Last fall I went out to help an old man who had once kept bees. “Don’t you listen to what other people tell you,” he said, “Experience is the best teacher.” When it came time to leave he handed me something - a oval disk I now know is a "Porter Bee Escape". It looked brand new, despite his insistence that he bought it in the early fifties. "POTER" it said around the center hole. I thanked him and filed it away in my menagerie of bee things. If I had only known, I’d have put it on top of my car and driven fast on the way home. Instead I took it home tried it.
The theory of bee escapes is that bees go out but can't go back in. That's the theory, and in theory reality is just like theory. "They can be a bit tricky to adjust," said a friend. I ignored him. I fine tuned the porter bee escape until it was precisely a bee's size and locked it into the (up until now) empty inner cover slot. Take that, bees. It's like those revolving gates at the football game where you can only go in one way but there's always some drunk doing it wrong. In the morning I'd come grab the emptied supers. That was the theory.

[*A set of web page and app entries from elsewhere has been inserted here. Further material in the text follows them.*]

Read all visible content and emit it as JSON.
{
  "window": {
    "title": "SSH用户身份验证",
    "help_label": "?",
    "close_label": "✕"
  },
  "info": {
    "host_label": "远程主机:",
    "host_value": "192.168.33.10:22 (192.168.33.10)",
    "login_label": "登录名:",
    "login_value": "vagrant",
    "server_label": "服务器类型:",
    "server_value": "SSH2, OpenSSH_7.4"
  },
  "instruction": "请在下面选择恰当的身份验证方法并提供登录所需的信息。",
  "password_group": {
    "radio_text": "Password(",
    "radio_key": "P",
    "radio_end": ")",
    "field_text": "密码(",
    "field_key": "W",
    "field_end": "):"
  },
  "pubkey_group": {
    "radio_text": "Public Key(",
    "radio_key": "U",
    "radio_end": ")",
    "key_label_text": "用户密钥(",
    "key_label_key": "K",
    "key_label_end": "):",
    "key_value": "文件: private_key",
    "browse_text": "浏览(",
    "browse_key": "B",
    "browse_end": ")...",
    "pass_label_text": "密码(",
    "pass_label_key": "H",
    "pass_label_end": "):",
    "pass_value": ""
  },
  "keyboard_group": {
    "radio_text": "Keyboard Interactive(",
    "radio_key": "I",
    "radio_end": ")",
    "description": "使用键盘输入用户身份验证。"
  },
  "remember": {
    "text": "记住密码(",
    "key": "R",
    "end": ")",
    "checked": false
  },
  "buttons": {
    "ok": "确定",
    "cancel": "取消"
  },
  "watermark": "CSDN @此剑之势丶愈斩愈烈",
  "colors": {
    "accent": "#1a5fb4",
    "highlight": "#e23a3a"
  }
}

The next morning I discovered that not only had the bees not left the super they wanted me to know that they were not amused. Dance language might still be a theory but head-butt and sting language is a fact. After examination I determined the escape was too small and carefully widened it. No rush - I'd come back the next morning to claim my spoils. The next morning there were more bees in the supers than the day before. I looked at the inner cover and there-a bee came in. I saw it - the gate was a little too wide. I adjust it again. The next morning there were trapped bees in a pile. They were having poetry readings and "save the drones" conventions and just waiting for me to show up. I adjusted the escape. The next morning the bees had set up a toll booth with rest stop by the bee escape. My escape route was a superhighway for the bees. I made one more adjustment and left. That evening I found the plans for a triangle escape board. Some of these are supposed to be simple but this looked like one of those brain teaser puzzles. I sat in the living room floor adjusting the pieces and trying over and over to get fit them together. My wife watched for a bit and finally said "I think you should just put it on the hive like that. Then all the bees get together, try to assemble it, get frustrated, give up and go sulk in the hive body."
On the dawn of the fifth day I walked down to the hive already sauced on Benadryl. I cracked the lid...and saw nothing! A few bees crawl on the tops of the frames but this was an absolute success. I seize the stack of supers and slapped a bottom board on them. Half way up to the house I felt the crawling. Then came the stinging. My arms were covered in bees poured out of the supers. I quickly sprinted back to the hives and put the stack back on. Involuntary api-therapy isn’t all it's cracked up to be.
On The sixth day I finally understood how bee escapes work. You see, the fine gates are adjusted so that the bees can neither enter nor exit at will and in fact grow angrier by the minute. The bee escape does nothing to the bees. Instead the keeper grows more and more desperate until finally he believes there are fewer bees in the super. I broke down and hit the bottle (bee quick).
On the seventh day I rested.
My research showed me little about who this man "Porter" was or what he did for a living. My suspicion is that Porter was a psychiatrist who made a living off of treating beekeepers driven mad by his demonic invention. A few days later I got a call from a friend. “Hey – you aren’t still mad at me about breaking your bee vacuum are you? I forgot to pull a super from one of my hives and it’s too cold to use a fume board.” I twiddled the escape between my fingers, a smile slowly spreading. “Come on over. I’ve got just the thing.” Experience really is the best teacher.
Disclaimer – Several of my friends insist that escapes are both pre-calibrated and do not require any sort of adjustment. One of these prefers to move his bees at night when they are most defensive and the other is registered with the green party. You make the call.